A troubling proportion of hospices fail to provide skilled nursing care to patients approaching death or who are experiencing a crisis such as increased pain, according to a lengthy Washington Post article published Saturday. The Post report appeared one day after the government proposed increasing Medicare hospice payments in 2015.
About one in six hospice agencies did not provide any continuous home nursing care or inpatient care in 2012, according to a Post analysis of “millions” of Medicare records. Continuous care is called for when a patient has symptoms, such as breathing difficulties or seizures, that require constant attention. It can be provided at home or in a setting such as an inpatient hospice or a skilled nursing facility.
The trend has been for hospices to provide less continuous care, the Post reported. About 13% of hospices did not bill for either home or inpatient crisis care in 2002, but that had increased to 18% as of 2012, the newspaper’s investigators determined.

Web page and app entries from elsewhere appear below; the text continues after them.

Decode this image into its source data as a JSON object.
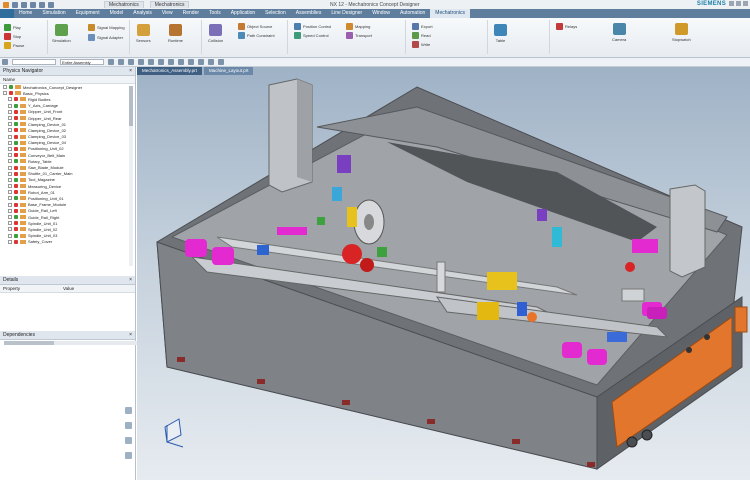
{
  "app": {
    "window_title": "NX 12 - Mechatronics Concept Designer",
    "brand": "SIEMENS",
    "doc_tabs": [
      "Mechatronics",
      "Mechatronics"
    ]
  },
  "ribbon": {
    "tabs": [
      "Home",
      "Simulation",
      "Equipment",
      "Model",
      "Analysis",
      "View",
      "Render",
      "Tools",
      "Application",
      "Selection",
      "Assemblies",
      "Line Designer",
      "Window",
      "Automation",
      "Mechatronics"
    ],
    "active_tab": "Mechatronics",
    "buttons": [
      "Play",
      "Stop",
      "Pause",
      "Simulation",
      "Signal Mapping",
      "Signal Adapter",
      "Sensors",
      "Runtime",
      "Collision",
      "Object Source",
      "Path Constraint",
      "Position Control",
      "Speed Control",
      "Mapping",
      "Transport",
      "Export",
      "Read",
      "Write",
      "Table",
      "Relays",
      "Camera",
      "Stopwatch"
    ]
  },
  "toolbar2": {
    "filter_placeholder": "Entire Assembly"
  },
  "left_panel": {
    "title": "Physics Navigator",
    "column_name": "Name",
    "tree_items": [
      "Mechatronics_Concept_Designer",
      "Basic_Physics",
      "Rigid Bodies",
      "Y_Axis_Carriage",
      "Gripper_Unit_Front",
      "Gripper_Unit_Rear",
      "Clamping_Device_01",
      "Clamping_Device_02",
      "Clamping_Device_03",
      "Clamping_Device_04",
      "Positioning_Unit_02",
      "Conveyor_Belt_Main",
      "Rotary_Table",
      "Saw_Blade_Module",
      "Shuttle_01_Carrier_Main",
      "Tool_Magazine",
      "Measuring_Device",
      "Robot_Arm_01",
      "Positioning_Unit_01",
      "Base_Frame_Module",
      "Guide_Rail_Left",
      "Guide_Rail_Right",
      "Spindle_Unit_01",
      "Spindle_Unit_02",
      "Spindle_Unit_03",
      "Safety_Cover"
    ],
    "details_title": "Details",
    "details_cols": [
      "Property",
      "Value"
    ],
    "dependencies_title": "Dependencies"
  },
  "viewport": {
    "tabs": [
      "Mechatronics_Assembly.prt",
      "Machine_Layout.prt"
    ]
  },
  "colors": {
    "ribbon_blue": "#5f7e9e",
    "machine_gray": "#8e9299",
    "accent_orange": "#e2762c",
    "accent_magenta": "#e22ad0"
  }
}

The Medicare billing structure might explain this situation: While Medicare reimburses hospices at a higher rate for continuous care than routine care, providing constant nursing can cut into bottom lines, some hospice owners told the Post. It also can be difficult from a staffing perspective, and it can be a challenge to contract with inpatient facilities to take hospice patients, the owners noted.
However, representatives of the hospice industry did not defend providers who fail to furnish crisis care.

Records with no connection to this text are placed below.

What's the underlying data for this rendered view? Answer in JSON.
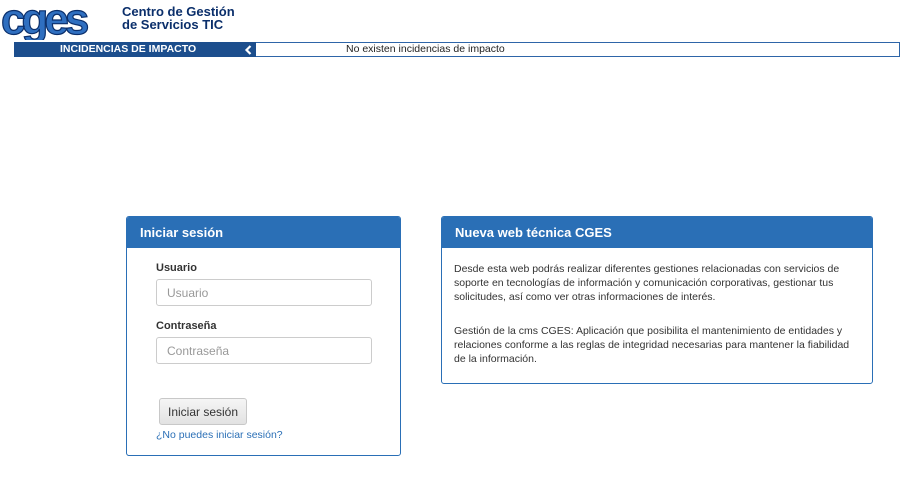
{
  "header": {
    "logo_text": "cges",
    "subtitle_line1": "Centro de Gestión",
    "subtitle_line2": "de Servicios TIC"
  },
  "incidents": {
    "label": "INCIDENCIAS DE IMPACTO",
    "message": "No existen incidencias de impacto"
  },
  "login": {
    "title": "Iniciar sesión",
    "user_label": "Usuario",
    "user_placeholder": "Usuario",
    "password_label": "Contraseña",
    "password_placeholder": "Contraseña",
    "submit_label": "Iniciar sesión",
    "forgot_link": "¿No puedes iniciar sesión?"
  },
  "news": {
    "title": "Nueva web técnica CGES",
    "paragraph1": "Desde esta web podrás realizar diferentes gestiones relacionadas con servicios de soporte en tecnologías de información y comunicación corporativas, gestionar tus solicitudes, así como ver otras informaciones de interés.",
    "paragraph2": "Gestión de la cms CGES: Aplicación que posibilita el mantenimiento de entidades y relaciones conforme a las reglas de integridad necesarias para mantener la fiabilidad de la información."
  },
  "colors": {
    "brand_blue": "#2a6fb6",
    "dark_blue": "#1c4e8d",
    "logo_navy": "#0b2f6b"
  }
}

“Even one case of a patient not receiving the care necessary to address pain and symptoms is one too many and is unacceptable,” said J. Donald Schumacher, president of the National Hospice and Palliative Care Organization. “But such examples, however painful to read, do not represent the majority of hospice providers or the hospice community as a whole.”

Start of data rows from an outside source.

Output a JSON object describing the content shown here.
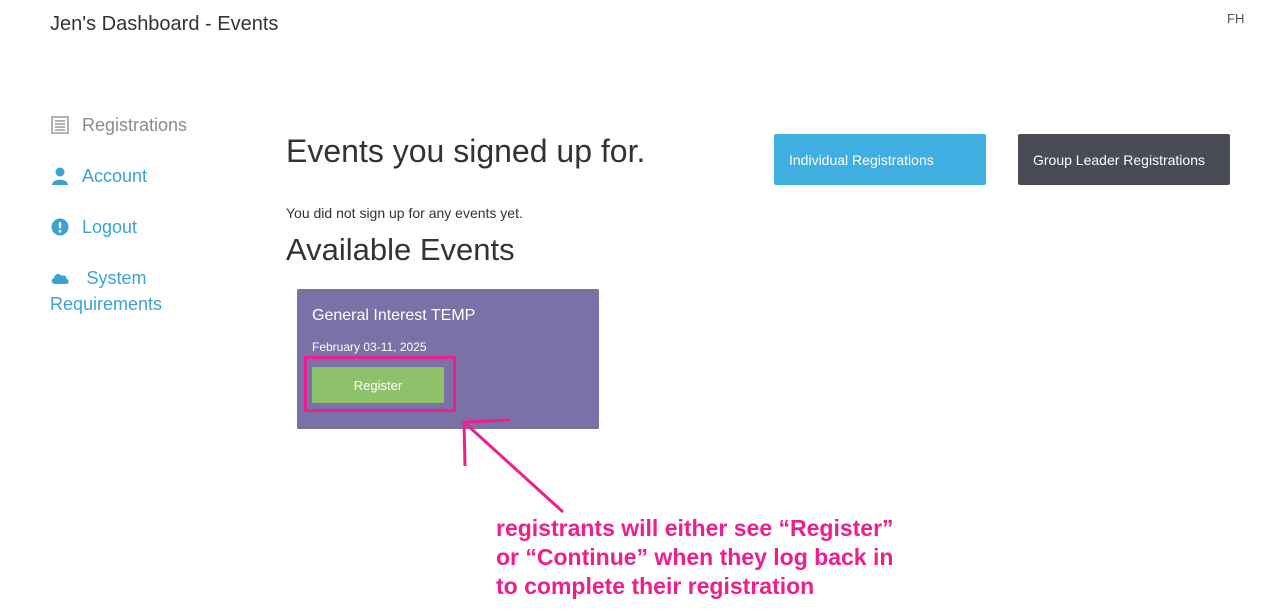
{
  "header": {
    "title": "Jen's Dashboard - Events",
    "user_initials": "FH"
  },
  "sidebar": {
    "items": [
      {
        "label": "Registrations",
        "icon": "list-icon",
        "active": true
      },
      {
        "label": "Account",
        "icon": "user-icon",
        "active": false
      },
      {
        "label": "Logout",
        "icon": "alert-circle-icon",
        "active": false
      },
      {
        "label": "System Requirements",
        "icon": "cloud-icon",
        "active": false
      }
    ]
  },
  "main": {
    "heading": "Events you signed up for.",
    "individual_button": "Individual Registrations",
    "group_button": "Group Leader Registrations",
    "empty_message": "You did not sign up for any events yet.",
    "available_heading": "Available Events",
    "event": {
      "title": "General Interest TEMP",
      "date": "February 03-11, 2025",
      "register_label": "Register"
    }
  },
  "annotation": {
    "line1": "registrants will either see “Register”",
    "line2": "or “Continue” when they log back in",
    "line3": "to complete their registration"
  },
  "colors": {
    "accent_blue": "#3eafe0",
    "dark_button": "#4a4c55",
    "event_card": "#7a72a6",
    "register_green": "#8dc26b",
    "annotation_pink": "#ee1e8c",
    "link_blue": "#3aa3d4"
  }
}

If the government’s proposed 2015 rates take effect, hospices would see a 1.3% increase in Medicare reimbursements next fiscal year. This would translate to a $230 million boost from current levels, according to the proposed rule issued Friday. The rate for continuous home care would increase from about $910 a day to $930, and general inpatient care would increase from $694 per day to $708.